Quote: Originally Posted by LohKey View Post
really so it would be that hard to do a c:/> Netstat -n -p tcp -b | more to get the server addresses and ports, than see your PUBLIC IP address that your traceRT puts out, (even with NAT overload, you can't hide that you're connecting to SWTOR, you only change ports with new connections, not IPs.) Than wait for your connection attempt to SWTOR. And just FYI fomr what I can tell SWTOR does not offer an encrypted service, maybe for login, but even that would not be a hard nut to crack if you have enough logins recorded. The only people really safe are the ones with security-key-gens. Your connection, your chat, it's all plain text, and anyone looking for your IP can see your connection to the server, they don't have to hijack a site in your building, just one of the routs on the way, it only takes 1 lazy admin and a brute force cracker. than from there you better hope the ASA. IPS/IDS are configured correctly and maybe toss in some ACL's to make it interesting, because jacking into your office/computer from that point is easier to do than it is to prevent.
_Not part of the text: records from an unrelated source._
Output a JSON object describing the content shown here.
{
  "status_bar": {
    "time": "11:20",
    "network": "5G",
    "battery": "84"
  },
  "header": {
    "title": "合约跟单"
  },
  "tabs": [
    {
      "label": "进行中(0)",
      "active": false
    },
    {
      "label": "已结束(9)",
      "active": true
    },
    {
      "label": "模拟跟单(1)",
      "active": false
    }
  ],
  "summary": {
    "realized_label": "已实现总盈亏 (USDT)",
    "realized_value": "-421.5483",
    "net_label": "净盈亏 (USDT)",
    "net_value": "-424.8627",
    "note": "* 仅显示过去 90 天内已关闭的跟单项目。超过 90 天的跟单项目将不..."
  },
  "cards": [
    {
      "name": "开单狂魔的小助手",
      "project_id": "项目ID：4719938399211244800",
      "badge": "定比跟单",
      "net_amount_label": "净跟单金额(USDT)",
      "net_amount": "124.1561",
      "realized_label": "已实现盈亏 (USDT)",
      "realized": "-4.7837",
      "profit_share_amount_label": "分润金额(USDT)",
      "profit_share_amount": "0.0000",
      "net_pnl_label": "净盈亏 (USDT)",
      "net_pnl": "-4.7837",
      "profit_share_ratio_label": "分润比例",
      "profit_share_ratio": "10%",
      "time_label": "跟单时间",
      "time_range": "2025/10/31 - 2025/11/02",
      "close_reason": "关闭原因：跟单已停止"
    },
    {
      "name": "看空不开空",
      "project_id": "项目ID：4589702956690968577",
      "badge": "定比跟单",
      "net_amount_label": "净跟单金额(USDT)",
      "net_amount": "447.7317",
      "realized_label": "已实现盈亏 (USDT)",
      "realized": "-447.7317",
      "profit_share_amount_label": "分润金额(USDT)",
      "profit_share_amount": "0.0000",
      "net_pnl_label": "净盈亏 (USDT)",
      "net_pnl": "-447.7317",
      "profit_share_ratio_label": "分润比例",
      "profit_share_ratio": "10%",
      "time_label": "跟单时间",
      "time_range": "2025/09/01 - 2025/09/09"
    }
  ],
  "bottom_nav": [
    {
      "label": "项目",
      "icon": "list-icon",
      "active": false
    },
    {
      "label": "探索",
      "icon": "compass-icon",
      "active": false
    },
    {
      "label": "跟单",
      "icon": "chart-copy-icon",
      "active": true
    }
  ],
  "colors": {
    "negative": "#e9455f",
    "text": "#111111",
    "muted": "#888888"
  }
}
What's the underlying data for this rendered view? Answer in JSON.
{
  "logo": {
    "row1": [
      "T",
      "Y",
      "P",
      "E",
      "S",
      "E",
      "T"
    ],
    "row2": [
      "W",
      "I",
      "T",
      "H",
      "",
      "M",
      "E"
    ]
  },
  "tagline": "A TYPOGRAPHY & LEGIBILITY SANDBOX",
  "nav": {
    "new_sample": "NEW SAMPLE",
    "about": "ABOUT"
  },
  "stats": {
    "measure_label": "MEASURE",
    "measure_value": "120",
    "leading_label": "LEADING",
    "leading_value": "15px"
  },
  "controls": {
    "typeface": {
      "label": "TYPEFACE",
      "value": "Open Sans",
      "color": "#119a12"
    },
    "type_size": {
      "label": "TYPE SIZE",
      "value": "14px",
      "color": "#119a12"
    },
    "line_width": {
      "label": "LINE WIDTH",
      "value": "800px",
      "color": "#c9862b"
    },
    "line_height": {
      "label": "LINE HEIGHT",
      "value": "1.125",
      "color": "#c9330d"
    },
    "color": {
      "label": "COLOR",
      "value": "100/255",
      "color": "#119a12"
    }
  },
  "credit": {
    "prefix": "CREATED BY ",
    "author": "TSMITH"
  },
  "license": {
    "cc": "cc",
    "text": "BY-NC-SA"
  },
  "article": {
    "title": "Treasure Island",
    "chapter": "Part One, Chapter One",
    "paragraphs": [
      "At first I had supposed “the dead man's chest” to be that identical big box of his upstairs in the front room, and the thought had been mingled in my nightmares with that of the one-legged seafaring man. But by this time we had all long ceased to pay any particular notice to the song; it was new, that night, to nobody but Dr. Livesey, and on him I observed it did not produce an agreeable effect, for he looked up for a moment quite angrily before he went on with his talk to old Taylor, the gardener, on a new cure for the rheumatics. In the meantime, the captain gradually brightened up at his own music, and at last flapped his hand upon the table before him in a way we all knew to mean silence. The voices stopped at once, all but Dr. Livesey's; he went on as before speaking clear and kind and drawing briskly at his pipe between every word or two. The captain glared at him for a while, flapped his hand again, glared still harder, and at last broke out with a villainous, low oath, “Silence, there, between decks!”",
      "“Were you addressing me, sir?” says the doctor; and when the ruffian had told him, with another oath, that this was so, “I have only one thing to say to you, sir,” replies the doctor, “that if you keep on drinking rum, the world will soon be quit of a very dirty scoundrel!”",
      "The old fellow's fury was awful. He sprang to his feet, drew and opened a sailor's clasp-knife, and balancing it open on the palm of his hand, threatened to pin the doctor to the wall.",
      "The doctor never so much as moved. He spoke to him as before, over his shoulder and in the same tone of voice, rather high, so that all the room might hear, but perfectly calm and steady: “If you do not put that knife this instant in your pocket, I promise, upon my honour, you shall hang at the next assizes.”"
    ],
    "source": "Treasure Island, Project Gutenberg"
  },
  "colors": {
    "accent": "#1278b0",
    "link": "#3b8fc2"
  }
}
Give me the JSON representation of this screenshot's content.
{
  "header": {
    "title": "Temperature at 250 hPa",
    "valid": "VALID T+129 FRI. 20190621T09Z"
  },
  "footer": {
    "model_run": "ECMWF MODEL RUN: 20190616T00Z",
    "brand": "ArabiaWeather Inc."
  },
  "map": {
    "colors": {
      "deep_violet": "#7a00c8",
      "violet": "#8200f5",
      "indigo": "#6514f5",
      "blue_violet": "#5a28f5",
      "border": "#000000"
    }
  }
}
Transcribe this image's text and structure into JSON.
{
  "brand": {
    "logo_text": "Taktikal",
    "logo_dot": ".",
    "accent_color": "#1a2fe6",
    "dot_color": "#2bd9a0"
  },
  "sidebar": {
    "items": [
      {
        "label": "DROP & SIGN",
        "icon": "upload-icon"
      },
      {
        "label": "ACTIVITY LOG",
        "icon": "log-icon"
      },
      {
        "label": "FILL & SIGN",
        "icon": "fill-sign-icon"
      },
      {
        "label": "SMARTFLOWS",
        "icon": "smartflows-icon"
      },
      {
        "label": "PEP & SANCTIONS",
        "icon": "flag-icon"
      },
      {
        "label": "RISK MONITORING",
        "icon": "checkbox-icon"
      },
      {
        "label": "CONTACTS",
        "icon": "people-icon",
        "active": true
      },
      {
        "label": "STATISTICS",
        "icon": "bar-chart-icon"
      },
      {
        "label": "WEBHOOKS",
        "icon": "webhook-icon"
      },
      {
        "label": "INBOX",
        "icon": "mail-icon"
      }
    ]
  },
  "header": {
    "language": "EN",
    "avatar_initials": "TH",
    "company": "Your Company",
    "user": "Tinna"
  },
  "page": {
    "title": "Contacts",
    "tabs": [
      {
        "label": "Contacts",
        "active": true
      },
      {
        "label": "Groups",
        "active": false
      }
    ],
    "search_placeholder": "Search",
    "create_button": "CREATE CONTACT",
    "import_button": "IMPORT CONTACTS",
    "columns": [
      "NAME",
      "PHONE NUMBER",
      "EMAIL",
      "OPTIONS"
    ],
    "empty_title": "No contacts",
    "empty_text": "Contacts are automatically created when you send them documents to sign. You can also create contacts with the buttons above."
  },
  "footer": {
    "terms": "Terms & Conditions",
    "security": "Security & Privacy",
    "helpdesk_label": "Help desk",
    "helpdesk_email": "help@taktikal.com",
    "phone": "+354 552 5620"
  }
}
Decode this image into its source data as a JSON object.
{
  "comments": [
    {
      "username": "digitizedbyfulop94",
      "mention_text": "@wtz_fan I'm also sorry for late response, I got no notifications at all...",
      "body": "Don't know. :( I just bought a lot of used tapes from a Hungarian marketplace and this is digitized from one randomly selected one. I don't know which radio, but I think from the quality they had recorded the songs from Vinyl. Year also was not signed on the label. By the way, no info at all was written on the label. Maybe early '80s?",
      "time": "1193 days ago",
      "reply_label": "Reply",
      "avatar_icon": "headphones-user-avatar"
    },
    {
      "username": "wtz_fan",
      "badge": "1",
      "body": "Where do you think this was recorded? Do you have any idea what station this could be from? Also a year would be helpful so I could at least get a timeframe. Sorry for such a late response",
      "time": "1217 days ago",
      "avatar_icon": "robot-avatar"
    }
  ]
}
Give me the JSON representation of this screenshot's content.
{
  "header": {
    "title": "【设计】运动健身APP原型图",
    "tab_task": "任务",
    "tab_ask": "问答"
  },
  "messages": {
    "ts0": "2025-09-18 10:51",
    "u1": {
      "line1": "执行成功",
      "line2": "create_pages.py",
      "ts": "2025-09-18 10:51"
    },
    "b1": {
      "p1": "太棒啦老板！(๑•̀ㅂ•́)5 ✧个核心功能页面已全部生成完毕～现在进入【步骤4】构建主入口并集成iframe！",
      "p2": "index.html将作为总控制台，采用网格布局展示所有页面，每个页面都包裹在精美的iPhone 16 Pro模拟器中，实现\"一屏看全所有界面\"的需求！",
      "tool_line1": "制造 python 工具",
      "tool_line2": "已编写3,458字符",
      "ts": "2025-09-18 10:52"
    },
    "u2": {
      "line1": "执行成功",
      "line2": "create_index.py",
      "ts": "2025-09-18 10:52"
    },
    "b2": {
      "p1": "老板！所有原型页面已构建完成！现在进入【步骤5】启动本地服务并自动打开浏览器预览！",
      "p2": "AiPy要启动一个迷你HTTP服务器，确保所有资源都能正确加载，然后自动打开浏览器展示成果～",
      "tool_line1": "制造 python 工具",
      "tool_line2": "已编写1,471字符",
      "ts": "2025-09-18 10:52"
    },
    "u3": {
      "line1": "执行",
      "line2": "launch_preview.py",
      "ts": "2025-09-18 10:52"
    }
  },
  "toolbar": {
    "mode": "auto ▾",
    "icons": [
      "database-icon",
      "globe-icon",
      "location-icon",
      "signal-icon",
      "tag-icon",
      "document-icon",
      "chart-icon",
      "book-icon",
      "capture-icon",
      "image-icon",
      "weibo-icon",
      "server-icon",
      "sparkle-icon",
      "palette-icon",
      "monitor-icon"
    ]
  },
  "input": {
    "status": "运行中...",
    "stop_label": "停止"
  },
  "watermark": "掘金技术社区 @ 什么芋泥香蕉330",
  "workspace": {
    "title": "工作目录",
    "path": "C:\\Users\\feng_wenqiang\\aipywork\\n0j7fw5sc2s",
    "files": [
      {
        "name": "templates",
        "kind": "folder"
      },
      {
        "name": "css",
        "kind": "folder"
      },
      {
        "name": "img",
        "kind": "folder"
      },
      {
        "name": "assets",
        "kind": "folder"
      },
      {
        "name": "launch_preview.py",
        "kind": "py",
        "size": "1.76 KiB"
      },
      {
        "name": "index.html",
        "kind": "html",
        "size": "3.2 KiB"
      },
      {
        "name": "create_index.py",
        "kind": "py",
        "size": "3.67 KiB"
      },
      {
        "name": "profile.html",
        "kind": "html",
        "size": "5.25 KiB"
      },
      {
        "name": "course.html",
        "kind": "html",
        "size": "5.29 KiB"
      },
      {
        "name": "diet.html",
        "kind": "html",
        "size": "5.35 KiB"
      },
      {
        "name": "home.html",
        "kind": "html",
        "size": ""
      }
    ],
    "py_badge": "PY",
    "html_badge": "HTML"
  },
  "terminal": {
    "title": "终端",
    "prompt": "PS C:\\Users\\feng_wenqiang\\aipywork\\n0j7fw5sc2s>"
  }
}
It doesn't matter how many years IT you have, if someone wants to get into your system they will find a way, firewall, or millions $$ in security hardware. It takes 1 mess up, or sometimes you don't have to do anything wrong and you'll still be vulnerable.
Wow - throwing some technical terms makes your post all that more impressive?
I think I'll leave this thread now, I've said my piece.
The OP posted an apocalyptic idea that by revealing an internal IP address I'd somehow committed a major breach of security protocol.
I addressed this post by explaining that no, I hadn't. That the revelation of my own internal IP address, the internal IP address of my router and gateways was not going to compromise my/our network.
I am extremely confident in my own knowledge and that of my security team - to the point where I know my network is extremely safe.